What is required ▸ Lines that contain the string "trabalhadora" are the ones to list; copy all of them from the records.

Provided records ▸
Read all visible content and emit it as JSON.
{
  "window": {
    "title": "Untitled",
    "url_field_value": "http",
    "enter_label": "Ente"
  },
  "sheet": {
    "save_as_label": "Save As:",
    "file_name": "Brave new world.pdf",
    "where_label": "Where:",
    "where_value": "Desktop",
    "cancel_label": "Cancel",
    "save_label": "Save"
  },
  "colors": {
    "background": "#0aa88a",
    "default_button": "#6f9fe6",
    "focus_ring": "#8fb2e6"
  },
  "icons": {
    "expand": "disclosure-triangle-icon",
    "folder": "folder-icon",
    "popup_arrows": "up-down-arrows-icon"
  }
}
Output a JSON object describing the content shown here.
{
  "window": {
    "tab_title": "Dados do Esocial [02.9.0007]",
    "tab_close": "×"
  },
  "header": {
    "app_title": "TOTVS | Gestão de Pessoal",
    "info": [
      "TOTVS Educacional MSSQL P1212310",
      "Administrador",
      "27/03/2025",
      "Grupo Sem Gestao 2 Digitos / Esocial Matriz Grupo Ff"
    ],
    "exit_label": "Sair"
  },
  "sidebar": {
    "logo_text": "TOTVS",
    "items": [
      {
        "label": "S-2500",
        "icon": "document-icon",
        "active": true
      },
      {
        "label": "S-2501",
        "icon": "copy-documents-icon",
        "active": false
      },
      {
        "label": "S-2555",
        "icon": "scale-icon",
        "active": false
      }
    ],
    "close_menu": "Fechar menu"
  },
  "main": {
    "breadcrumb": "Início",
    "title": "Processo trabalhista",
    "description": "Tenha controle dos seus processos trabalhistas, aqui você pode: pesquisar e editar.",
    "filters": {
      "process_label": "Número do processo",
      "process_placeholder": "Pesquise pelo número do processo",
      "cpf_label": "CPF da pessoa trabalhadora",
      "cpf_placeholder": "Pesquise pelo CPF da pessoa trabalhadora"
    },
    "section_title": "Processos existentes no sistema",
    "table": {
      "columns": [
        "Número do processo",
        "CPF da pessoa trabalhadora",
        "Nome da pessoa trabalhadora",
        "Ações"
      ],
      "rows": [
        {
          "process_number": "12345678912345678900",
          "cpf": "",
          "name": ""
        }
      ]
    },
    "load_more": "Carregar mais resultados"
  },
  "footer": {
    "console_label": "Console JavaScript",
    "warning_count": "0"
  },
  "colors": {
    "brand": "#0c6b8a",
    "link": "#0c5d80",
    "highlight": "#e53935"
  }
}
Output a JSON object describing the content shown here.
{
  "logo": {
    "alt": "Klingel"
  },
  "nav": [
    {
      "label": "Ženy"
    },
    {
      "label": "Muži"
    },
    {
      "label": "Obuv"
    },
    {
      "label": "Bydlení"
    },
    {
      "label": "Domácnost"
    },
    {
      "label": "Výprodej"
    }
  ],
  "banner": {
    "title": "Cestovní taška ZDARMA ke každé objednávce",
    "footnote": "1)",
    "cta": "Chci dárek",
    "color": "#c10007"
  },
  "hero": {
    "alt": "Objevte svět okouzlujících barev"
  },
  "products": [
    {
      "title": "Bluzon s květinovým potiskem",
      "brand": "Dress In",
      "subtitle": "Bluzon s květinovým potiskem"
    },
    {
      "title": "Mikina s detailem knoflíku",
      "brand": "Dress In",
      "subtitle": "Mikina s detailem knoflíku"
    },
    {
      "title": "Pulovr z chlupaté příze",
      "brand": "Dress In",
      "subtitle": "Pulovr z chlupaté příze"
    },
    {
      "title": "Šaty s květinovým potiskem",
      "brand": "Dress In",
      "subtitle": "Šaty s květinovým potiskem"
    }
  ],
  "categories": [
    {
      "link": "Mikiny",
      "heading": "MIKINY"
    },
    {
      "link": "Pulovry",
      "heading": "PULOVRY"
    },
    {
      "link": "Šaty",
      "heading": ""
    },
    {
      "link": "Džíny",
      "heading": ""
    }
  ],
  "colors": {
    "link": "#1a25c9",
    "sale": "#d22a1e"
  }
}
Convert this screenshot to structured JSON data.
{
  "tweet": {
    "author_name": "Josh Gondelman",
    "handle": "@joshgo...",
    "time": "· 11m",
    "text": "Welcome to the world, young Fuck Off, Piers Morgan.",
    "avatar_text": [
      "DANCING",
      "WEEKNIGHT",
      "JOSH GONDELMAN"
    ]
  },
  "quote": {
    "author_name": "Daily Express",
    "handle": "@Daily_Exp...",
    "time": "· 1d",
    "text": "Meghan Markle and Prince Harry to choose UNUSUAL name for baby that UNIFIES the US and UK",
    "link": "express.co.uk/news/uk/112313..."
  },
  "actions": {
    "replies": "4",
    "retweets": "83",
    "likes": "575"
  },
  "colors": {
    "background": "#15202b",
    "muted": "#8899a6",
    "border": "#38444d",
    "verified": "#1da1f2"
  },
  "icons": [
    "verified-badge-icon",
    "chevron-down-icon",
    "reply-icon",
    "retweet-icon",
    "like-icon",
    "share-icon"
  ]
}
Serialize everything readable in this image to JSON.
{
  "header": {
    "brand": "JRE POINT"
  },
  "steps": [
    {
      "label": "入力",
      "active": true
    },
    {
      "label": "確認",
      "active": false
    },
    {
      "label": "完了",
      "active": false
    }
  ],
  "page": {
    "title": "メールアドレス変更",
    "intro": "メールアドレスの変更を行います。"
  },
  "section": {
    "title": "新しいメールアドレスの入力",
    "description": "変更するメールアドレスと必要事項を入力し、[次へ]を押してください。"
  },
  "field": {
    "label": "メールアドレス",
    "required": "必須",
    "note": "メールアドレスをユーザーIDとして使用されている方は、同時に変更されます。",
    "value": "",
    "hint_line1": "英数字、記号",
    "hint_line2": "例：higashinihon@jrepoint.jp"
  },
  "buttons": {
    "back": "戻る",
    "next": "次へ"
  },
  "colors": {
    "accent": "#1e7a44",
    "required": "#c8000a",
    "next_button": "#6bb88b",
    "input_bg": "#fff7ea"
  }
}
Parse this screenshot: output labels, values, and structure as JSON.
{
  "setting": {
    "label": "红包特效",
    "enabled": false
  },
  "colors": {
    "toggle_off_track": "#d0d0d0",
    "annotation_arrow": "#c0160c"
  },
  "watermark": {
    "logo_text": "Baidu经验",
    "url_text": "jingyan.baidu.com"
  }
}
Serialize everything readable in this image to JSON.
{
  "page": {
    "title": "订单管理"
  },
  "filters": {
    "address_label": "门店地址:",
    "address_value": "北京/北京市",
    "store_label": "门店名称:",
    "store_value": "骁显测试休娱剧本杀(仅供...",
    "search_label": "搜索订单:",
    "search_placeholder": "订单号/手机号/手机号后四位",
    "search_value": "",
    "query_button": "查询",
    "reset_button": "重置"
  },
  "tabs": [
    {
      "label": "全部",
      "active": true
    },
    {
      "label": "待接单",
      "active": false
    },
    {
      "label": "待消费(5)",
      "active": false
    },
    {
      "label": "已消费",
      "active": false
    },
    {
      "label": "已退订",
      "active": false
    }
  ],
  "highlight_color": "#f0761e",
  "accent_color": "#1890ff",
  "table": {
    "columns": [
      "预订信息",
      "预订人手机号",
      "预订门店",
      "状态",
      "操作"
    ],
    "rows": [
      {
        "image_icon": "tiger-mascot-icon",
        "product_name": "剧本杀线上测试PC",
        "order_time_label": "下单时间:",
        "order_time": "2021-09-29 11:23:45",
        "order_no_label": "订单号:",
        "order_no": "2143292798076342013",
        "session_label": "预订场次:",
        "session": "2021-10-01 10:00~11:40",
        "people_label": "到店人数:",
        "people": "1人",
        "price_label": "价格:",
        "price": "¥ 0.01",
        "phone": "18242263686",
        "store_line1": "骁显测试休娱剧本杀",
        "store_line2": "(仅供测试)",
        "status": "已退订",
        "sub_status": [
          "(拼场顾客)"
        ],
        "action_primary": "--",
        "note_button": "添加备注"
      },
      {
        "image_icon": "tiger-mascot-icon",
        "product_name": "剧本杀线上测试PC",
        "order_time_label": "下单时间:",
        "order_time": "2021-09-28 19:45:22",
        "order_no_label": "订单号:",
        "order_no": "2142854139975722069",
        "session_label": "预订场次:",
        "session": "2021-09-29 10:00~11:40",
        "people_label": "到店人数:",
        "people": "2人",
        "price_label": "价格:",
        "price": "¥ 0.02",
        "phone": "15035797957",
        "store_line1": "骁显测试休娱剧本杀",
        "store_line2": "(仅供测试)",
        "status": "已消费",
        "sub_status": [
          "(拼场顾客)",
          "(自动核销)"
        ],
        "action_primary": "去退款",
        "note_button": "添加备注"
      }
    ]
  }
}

Written answer ▸
      "cpf_label": "CPF da pessoa trabalhadora",
      "cpf_placeholder": "Pesquise pelo CPF da pessoa trabalhadora"
        "CPF da pessoa trabalhadora",
        "Nome da pessoa trabalhadora",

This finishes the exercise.